Reporter: Wanted to see if we could maybe get some explanation on the challenges that go with confirming this kind of report in Mariupol with the chemical agents in light of the security, the challenges to get soil samples, anything else, you know, outsiders might use to try and confirm something like this.
SENIOR DEFENSE OFFICIAL: Yeah. I mean, well, the biggest challenge is we’re not there, you know. And we don’t know if anything was used.
But let’s say for hypothetical purposes, and I hate doing this, but let’s say it was riot control agents. So the effects are going to be felt pretty immediately, and probably not widespread, probably not going to get into the soil. And the symptoms,depending on an individual’s susceptibility, could be short-felt or it could be more long-term, we just don’t know. And we don’t have access to the hospitals that might have treated these individuals to talk to the doctors who could give a diagnosis.
I mean, there’s a host of difficulties. If it was something larger than that then, of course, you would expect to see more widespread people being hurt and being treated for it. And again, that would require you to have some dexterity in talking to medical professionals.

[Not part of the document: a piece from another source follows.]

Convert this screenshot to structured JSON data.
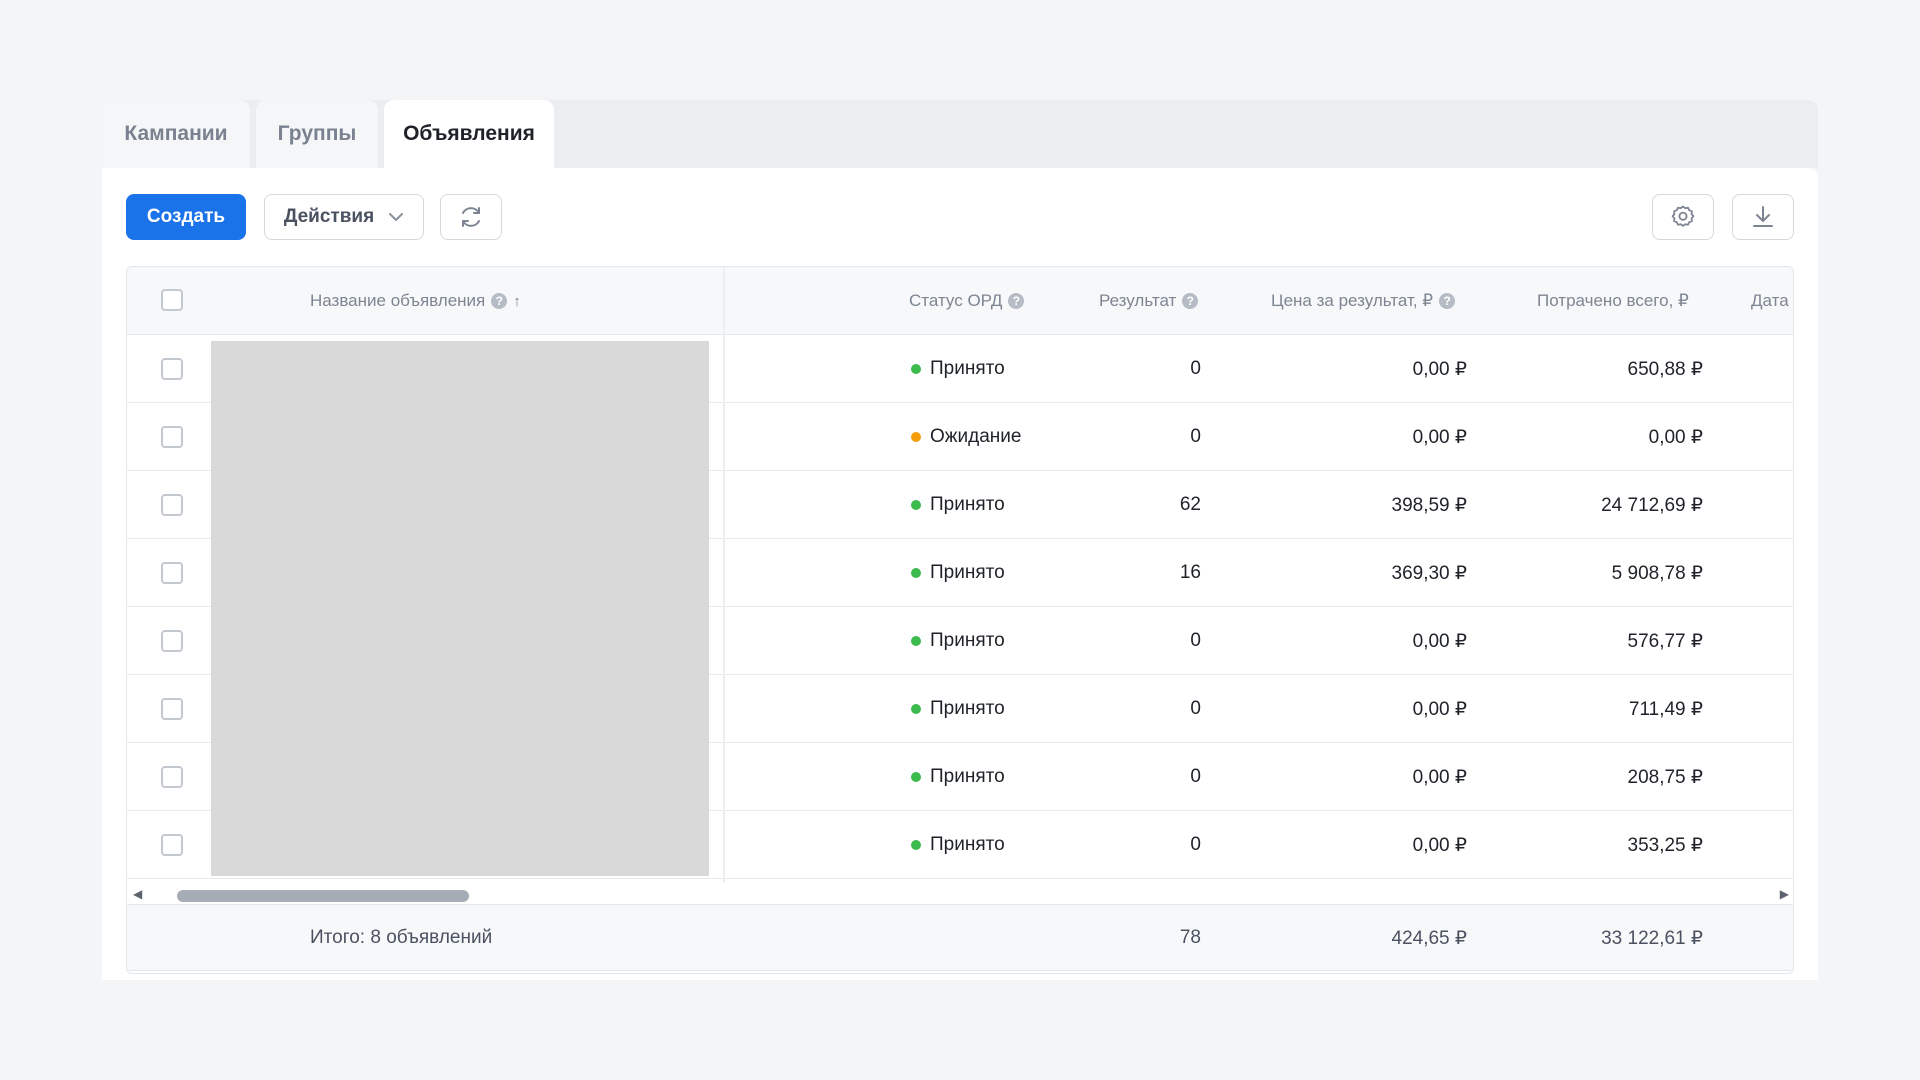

Or if there was, again, something even bigger you, you know, a plume for instance of a cloud or something that you could track. But those are very difficult to track when you’re not there. They’re certainly not something you can just track easily from, you know, from the air. So these are difficult things to prove even when you are more proximate, and we are not.
And so I think you can understand we want to be very careful here before making a proclamation.
That said, look, we know that the Russians have a history of using chemical agents. And they have shown a propensity in the past, and so we’re taking it seriously.
Take a look at this 2010 DIA document.
If you want a primer on implosion, here’s a handy one from LANL:
This article is set during the 1944 and 1945 final push to complete Project Y—the Manhattan Project at Los Alamos—and focuses primarily on overcoming the challenge of creating and demonstrating a successful convergent explosive implosion to turn a subcritical quantity of plutonium into a critical mass. The critical mass would then efficiently yield kilotons of trinitrotoluene (TNT)-equivalent energy in about a microsecond, demonstrating the implosion atomic bomb concept. This work culminated in the Trinity atomic test near Alamogordo on July 16, 1945.